  2. This advice is particularly pertinent in this case. The Defendant's carriageway was just 2.5 metres wide and the width of the Volvo was 2.1 metres. Even if she were right over to her nearside, and I accept that she was very close to it, that leaves at best 0.4 of a metre between the car and the Claimant who was, on the evidence, riding her bicycle still on her own side of the road but only just. She was very close to the centre as the Volvo approached and then passed her. The Claimant cyclist's close proximity to the centre of the road was noted by the Defendant as soon as she saw her, and in my view, for the reasonable prudent driver in those circumstances, alarm bells would have sounded instantly.

  3. Motorists have to anticipate hazards in the road, particularly from vulnerable road users, and to be ready to react to them. In my judgment the Defendant cannot be relieved of that duty of care by seeking to blame the Claimant, who was obviously in difficulty, for deviating into her side of the road and colliding with the rear offside tyre, after the front of the car had gone past her. The fact that a collision occurred demonstrates that there was not sufficient room for her to pass the Claimant safely, and that the Defendant's assumption to the contrary was in error. She ought to have appreciated that her car was too close to the centre of the road for her to have passed this cyclist safely.

Contributory Negligence

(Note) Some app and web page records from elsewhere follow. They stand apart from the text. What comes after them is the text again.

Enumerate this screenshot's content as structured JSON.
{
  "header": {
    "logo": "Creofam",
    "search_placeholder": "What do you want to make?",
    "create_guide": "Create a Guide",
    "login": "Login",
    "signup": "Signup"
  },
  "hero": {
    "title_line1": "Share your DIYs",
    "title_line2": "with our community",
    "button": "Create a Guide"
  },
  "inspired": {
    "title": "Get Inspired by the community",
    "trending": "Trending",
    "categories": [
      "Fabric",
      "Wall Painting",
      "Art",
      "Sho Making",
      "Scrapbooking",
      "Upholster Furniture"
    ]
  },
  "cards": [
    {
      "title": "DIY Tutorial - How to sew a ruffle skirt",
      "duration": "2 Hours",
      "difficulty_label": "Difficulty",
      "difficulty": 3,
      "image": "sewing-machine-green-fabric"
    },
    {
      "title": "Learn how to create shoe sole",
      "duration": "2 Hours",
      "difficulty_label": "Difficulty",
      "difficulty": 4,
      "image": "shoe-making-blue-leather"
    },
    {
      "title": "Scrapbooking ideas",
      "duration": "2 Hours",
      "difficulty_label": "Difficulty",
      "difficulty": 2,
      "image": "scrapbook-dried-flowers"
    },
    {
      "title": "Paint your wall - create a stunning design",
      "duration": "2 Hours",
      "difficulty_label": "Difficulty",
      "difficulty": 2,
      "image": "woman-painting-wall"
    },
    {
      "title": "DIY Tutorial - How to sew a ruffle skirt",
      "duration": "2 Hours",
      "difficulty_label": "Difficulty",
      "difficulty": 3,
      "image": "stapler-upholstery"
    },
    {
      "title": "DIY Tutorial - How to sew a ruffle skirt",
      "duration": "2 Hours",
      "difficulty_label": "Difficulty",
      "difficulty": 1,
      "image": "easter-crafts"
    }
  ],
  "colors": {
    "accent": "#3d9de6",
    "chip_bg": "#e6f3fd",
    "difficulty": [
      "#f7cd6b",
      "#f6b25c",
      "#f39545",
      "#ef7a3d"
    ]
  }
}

It was accepted on the Claimant's behalf that she should bear some responsibility for her injuries on the basis that 'she should not have been riding her bicycle in a central position in the road'.  Mrs Sinclair's injuries did not leave her able to recall or explain her riding leading up to the accident.  The matter was dealt with briefly and by concession (with the Judge accepting the Claimant's suggested 25% deduction).  It should not, in my view, be taken as any indication that cyclists should not ride in a central position on the road.  Indeed on the contrary they often should, though perhaps not at the point where a wide vehicle is actually passing on a country lane.

Of wider application was the further example of the Court refusing to make any finding of contributory negligence in relation to a cyclist not wearing a safety helmet.  the Judge said this:

  1. The Defendant also pleads, at paragraph 11 (d) of the Defence, that the Claimant was negligent in failing to wear a cycle helmet. This was not explored in the evidence and Mr Freeman made no submissions upon it in his closing arguments. As Mr Martin observed, no court has yet decided that failing to wear a helmet actually amounts to contributory negligence, although they have come close (see Smith v Finch [2009] EWHC 53 (QB)). In the present case the Claimant was an adult enjoying a bicycle ride in the countryside on a sunny day. There was no medical evidence adduced to show that failing to wear a helmet made the Claimant's injuries worse, and the subject was not addressed in submissions. I therefore reject that allegation of contributory negligence in this case.
As can be seen the Defendant had no confidence in the point although it was pleaded on her behalf.  Of interest is the Judge's comment that Mrs Sinclair 'was an adult enjoying a bicycle ride in the countryside on a sunny day'.  Since this is plainly irrelevant to causation, this is only worth mentioning in the context of fault strongly implying that Mrs Justice Cox is not convinced that a cyclist who chooses not to wear a helmet is at fault.

Regular readers of my blog will know that Mr Martin QC was not quite right in his observation that no Court has yet decided that failing to wear a helmet amounts to contributory negligence.  However Reynolds v Strutt & Parker was a wholly exceptional case for reasons I describe here

Overall an encouraging case though there are throw away comments regarding the oddity of riding central, standing on the pedals and 'proper clothing' for a cyclist that do leave a queasy suspicion that the sum of the knowledge in the Courtroom about cycling was less than it might have been and that Mrs Sinclair was in all probability a far more competent cyclist than she was given credit for.

The full Judgment can be read at